Sunday, 9 December 2007

America's commitment problem

Over this weekend, committal issues arose at the Bali climate change meeting in Indonesia.

The United States will come up with its own plan to cut global-warming gases by mid-2008, and won't commit to mandatory caps at the U.N. climate conference here, the chief U.S. negotiator said Saturday.
Watson's comments reaffirmed that the Bush administration views its own talks as the main event in discussions over climate change.

This is not only unfortunate for the UN's emissions cap plan, but shows how the Bush administration thinks: 'our talks are more important than the international ones'. Environmental groups say that Washington hopes to sideline and subvert international summits just as it stood alone as the only developed nation not agreeing to Kyoto.
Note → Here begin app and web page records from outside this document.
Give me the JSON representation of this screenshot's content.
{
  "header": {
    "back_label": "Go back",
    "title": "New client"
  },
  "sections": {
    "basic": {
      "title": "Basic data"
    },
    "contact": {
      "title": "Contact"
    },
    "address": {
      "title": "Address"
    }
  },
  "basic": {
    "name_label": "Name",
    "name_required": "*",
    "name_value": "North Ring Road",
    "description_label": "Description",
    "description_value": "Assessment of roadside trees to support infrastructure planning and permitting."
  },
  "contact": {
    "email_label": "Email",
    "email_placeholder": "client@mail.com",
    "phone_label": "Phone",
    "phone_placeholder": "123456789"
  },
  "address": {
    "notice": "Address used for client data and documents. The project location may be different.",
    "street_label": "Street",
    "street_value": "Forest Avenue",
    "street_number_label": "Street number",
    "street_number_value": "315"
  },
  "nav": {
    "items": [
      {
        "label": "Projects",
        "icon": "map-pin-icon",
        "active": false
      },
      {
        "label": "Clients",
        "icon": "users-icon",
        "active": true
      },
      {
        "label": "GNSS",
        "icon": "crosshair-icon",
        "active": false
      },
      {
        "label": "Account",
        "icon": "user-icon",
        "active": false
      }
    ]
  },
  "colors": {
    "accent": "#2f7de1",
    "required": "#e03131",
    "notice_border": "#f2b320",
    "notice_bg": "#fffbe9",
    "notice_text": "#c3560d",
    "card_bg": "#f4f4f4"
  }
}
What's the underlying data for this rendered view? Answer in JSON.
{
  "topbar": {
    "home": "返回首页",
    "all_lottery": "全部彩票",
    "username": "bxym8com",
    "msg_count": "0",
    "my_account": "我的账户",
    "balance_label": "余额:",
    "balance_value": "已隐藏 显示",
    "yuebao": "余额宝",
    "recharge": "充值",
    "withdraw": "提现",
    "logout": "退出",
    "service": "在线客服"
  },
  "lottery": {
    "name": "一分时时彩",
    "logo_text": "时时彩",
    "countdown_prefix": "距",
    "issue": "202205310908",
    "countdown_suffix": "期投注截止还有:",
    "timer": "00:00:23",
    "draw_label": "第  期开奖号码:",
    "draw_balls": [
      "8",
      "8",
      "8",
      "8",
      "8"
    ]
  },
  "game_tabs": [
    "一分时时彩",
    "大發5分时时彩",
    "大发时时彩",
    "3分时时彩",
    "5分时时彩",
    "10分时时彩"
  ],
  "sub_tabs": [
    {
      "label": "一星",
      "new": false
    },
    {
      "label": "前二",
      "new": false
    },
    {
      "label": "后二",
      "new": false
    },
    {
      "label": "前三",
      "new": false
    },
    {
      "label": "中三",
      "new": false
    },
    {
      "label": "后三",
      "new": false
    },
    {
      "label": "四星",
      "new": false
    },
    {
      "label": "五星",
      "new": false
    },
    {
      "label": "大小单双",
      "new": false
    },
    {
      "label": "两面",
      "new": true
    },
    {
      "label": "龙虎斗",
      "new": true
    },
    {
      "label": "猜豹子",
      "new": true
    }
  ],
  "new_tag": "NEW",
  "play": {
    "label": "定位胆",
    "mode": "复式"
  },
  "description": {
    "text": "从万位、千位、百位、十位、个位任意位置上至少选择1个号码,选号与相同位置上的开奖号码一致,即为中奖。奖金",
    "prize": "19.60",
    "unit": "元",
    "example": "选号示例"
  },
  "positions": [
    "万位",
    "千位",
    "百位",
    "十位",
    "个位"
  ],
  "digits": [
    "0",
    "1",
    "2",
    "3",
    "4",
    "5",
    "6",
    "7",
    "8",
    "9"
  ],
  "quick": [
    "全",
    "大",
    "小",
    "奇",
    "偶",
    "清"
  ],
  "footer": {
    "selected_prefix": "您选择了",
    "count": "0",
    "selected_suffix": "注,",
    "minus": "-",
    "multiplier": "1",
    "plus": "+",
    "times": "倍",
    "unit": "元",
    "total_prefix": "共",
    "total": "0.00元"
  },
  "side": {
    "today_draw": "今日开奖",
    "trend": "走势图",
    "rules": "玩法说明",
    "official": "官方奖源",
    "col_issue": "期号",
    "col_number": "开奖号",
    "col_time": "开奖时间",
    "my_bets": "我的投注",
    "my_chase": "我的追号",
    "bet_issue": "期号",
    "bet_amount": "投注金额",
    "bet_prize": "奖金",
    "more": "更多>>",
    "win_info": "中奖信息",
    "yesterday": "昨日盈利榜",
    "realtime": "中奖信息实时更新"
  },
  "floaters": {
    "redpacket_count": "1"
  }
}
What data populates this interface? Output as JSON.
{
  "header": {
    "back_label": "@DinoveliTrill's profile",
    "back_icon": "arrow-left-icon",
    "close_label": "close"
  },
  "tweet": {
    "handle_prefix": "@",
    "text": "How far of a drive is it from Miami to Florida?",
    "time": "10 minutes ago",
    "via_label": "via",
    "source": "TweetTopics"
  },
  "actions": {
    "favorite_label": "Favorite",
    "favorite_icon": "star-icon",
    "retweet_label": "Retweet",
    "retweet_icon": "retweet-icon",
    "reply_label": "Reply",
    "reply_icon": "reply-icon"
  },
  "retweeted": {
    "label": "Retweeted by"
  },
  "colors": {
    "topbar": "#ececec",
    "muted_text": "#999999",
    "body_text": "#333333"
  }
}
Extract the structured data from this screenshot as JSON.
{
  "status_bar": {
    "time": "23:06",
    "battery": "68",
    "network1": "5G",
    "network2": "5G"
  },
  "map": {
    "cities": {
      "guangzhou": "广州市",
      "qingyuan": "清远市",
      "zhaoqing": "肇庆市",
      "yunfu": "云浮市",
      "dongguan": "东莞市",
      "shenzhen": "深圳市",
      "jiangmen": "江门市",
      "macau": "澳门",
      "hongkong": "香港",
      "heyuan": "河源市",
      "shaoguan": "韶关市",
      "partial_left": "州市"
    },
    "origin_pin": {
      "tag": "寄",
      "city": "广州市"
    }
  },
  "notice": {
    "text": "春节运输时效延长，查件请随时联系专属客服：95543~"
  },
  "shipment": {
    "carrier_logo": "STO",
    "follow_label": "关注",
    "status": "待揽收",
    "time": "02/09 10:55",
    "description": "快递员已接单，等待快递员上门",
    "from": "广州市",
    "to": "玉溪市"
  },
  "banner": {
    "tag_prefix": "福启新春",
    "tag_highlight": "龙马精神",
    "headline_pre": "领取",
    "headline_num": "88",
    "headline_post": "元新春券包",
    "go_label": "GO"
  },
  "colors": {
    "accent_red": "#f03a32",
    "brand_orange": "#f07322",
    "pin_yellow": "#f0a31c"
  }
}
Meanwhile the EU agreed to reduce emissions 20% by 2020...
Midway through the two-week Bali conference, many of the more than 180 assembled nations were demanding such firm commitments from Washington as well, as the world talks about a framework to follow Kyoto when it expires in 2012.


cwilcox said...

As long as the Repugs are able to thwart anything meaningful this Congress might attempt to pass we will never see meaningful legislation with regards to greenhouse gasses. Witness last weeks energy bill which couldn't even make it out of fillibuster.

clearthought said...

It is frustrating when what currently stands the greatest chance of being the most rational branch of government seems to not prove its worth — i.e. Congress.

Hopefully some emissions cap laws can be passed over the president's veto.